Task >> Each record below should be set down exactly.

Data for the task >>
====================

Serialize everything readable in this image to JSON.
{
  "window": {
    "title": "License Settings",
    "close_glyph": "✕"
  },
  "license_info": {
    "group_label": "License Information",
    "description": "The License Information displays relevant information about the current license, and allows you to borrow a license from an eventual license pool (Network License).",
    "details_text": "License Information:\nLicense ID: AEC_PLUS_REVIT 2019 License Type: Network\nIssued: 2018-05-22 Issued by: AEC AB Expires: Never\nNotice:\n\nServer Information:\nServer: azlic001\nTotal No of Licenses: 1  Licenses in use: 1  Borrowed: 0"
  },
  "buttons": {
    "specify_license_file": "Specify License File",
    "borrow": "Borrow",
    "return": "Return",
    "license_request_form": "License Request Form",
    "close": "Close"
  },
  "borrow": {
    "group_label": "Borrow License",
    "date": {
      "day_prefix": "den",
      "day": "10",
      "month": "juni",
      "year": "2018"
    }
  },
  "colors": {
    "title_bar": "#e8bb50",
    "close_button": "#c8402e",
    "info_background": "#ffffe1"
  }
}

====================

Task result >>
Serialize everything readable in this image to JSON.
{
  "window": {
    "title": "License Settings",
    "close_glyph": "✕"
  },
  "license_info": {
    "group_label": "License Information",
    "description": "The License Information displays relevant information about the current license, and allows you to borrow a license from an eventual license pool (Network License).",
    "details_text": "License Information:\nLicense ID: AEC_PLUS_REVIT 2019 License Type: Network\nIssued: 2018-05-22 Issued by: AEC AB Expires: Never\nNotice:\n\nServer Information:\nServer: azlic001\nTotal No of Licenses: 1  Licenses in use: 1  Borrowed: 0"
  },
  "buttons": {
    "specify_license_file": "Specify License File",
    "borrow": "Borrow",
    "return": "Return",
    "license_request_form": "License Request Form",
    "close": "Close"
  },
  "borrow": {
    "group_label": "Borrow License",
    "date": {
      "day_prefix": "den",
      "day": "10",
      "month": "juni",
      "year": "2018"
    }
  },
  "colors": {
    "title_bar": "#e8bb50",
    "close_button": "#c8402e",
    "info_background": "#ffffe1"
  }
}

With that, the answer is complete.